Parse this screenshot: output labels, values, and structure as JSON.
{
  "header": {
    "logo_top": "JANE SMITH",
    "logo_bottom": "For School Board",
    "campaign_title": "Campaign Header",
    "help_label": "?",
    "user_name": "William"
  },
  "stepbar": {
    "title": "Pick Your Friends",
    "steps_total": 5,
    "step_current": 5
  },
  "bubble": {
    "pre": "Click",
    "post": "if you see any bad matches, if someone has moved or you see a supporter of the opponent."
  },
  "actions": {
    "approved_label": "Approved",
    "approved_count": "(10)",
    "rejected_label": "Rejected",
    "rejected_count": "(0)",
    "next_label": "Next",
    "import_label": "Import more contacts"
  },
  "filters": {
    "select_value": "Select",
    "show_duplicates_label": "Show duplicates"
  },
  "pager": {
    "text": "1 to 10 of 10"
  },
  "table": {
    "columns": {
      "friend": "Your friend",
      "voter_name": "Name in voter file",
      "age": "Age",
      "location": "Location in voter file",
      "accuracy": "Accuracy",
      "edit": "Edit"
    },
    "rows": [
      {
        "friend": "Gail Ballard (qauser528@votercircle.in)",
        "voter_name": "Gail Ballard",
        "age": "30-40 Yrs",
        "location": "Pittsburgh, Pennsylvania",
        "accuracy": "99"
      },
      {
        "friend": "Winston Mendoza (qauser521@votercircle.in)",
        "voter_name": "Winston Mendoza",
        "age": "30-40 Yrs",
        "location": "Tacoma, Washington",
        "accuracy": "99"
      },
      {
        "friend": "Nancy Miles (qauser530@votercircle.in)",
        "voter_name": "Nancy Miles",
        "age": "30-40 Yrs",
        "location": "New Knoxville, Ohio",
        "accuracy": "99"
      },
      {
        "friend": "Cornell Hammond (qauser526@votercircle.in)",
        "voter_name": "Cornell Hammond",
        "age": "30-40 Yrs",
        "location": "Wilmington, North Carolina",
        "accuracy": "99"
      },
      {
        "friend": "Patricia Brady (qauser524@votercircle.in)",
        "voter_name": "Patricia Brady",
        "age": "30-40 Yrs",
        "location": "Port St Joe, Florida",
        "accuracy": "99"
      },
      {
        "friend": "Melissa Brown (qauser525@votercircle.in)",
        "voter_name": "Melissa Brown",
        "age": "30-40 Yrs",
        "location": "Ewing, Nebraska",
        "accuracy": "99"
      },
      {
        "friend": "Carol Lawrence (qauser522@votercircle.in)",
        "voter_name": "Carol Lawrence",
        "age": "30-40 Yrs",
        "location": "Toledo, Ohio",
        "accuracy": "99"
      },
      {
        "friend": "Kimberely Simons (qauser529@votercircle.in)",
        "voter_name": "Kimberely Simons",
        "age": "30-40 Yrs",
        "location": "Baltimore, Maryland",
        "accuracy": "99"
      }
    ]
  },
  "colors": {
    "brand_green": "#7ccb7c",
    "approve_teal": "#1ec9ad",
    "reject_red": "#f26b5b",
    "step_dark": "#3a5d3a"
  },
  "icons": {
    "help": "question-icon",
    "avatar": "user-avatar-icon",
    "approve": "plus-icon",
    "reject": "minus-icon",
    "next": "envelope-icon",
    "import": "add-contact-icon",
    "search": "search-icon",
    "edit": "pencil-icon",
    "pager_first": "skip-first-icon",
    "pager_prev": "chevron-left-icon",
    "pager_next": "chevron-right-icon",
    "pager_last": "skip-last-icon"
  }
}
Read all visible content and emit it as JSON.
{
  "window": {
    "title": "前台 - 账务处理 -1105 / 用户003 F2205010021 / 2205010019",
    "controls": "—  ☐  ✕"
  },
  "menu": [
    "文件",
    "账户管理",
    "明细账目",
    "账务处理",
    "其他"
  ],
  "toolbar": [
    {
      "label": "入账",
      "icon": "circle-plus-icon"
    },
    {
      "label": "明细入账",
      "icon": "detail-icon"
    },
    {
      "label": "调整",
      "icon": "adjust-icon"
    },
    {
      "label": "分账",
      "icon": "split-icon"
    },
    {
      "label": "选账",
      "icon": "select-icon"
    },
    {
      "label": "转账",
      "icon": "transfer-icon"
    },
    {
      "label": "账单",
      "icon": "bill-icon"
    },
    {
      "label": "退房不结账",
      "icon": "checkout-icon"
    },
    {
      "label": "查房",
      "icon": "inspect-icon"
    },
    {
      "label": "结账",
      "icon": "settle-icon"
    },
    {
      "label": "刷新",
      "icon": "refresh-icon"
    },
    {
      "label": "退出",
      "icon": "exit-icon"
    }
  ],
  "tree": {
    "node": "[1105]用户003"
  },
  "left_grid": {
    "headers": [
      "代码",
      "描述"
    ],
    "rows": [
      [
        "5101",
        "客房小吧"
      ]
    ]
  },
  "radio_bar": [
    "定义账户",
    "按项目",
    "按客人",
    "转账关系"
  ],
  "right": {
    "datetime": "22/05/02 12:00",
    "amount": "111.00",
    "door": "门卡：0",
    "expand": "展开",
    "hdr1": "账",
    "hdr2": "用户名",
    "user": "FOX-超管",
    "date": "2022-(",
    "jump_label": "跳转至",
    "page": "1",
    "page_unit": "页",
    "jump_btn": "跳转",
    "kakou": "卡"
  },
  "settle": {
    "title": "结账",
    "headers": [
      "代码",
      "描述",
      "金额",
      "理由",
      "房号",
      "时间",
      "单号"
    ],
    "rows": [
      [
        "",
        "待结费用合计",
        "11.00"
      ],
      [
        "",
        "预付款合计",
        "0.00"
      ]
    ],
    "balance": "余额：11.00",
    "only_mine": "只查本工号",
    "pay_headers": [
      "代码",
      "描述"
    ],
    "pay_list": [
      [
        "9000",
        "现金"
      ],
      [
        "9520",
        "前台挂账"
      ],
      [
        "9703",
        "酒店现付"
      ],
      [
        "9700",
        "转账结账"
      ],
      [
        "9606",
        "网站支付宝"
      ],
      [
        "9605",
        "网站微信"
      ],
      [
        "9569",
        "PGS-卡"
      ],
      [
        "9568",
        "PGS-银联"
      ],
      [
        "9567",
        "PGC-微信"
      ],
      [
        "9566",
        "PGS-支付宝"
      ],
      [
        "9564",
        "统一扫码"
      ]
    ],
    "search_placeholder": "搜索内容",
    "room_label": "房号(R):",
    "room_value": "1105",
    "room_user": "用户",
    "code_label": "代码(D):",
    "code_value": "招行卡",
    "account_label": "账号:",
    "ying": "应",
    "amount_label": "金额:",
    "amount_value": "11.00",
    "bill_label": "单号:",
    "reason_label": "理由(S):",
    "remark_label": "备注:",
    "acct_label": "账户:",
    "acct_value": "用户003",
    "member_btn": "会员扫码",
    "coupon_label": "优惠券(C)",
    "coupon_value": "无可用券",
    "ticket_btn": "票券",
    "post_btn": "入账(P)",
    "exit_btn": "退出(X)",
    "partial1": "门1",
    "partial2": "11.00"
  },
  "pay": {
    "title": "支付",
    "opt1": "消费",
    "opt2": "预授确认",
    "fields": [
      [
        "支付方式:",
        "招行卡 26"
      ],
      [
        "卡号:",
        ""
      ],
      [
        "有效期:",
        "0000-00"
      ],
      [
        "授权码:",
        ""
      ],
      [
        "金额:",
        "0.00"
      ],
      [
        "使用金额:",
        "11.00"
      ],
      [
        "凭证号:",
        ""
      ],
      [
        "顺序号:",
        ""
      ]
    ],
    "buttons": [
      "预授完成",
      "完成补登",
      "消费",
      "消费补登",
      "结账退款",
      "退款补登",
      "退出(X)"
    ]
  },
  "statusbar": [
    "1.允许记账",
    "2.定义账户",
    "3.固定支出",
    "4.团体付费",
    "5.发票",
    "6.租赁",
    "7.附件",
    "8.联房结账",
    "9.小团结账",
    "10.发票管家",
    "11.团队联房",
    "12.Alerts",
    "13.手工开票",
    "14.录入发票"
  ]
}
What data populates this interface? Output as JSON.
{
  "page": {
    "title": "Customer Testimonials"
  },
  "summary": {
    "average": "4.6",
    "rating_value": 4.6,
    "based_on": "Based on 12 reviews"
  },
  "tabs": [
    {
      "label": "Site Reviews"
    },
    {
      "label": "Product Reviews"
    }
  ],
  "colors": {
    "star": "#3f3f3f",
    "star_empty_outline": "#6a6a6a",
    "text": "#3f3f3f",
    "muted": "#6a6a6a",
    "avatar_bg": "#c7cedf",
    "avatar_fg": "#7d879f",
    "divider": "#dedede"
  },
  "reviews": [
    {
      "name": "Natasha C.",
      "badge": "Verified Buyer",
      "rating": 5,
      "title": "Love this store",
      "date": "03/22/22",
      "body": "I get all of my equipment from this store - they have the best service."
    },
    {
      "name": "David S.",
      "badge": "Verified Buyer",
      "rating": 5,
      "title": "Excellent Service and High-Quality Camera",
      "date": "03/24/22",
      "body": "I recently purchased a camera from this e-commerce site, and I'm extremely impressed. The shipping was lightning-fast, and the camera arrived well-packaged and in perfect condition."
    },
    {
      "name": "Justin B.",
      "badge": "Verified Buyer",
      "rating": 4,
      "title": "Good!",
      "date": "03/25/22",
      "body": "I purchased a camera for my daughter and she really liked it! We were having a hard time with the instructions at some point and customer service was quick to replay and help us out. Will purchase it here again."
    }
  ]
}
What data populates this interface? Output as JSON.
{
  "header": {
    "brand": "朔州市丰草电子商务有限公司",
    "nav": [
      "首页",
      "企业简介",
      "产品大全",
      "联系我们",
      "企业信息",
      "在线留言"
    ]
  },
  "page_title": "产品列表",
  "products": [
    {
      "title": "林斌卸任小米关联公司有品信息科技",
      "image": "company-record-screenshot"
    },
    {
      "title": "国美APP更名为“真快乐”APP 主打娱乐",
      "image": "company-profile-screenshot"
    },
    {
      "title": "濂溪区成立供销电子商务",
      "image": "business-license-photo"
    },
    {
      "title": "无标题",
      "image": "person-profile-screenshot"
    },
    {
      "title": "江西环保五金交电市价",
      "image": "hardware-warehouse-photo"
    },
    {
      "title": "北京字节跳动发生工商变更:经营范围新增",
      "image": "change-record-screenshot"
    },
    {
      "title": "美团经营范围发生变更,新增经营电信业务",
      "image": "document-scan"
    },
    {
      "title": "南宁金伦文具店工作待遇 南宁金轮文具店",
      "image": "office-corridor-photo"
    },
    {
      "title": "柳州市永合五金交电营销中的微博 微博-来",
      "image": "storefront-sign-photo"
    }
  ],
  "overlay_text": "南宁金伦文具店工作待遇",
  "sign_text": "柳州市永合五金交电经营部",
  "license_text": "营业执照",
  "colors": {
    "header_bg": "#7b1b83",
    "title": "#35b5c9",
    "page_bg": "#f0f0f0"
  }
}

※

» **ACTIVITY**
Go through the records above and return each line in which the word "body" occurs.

» **RESPONSE TO THE EXERCISE**
      "body": "I get all of my equipment from this store - they have the best service."
      "body": "I recently purchased a camera from this e-commerce site, and I'm extremely impressed. The shipping was lightning-fast, and the camera arrived well-packaged and in perfect condition."
      "body": "I purchased a camera for my daughter and she really liked it! We were having a hard time with the instructions at some point and customer service was quick to replay and help us out. Will purchase it here again."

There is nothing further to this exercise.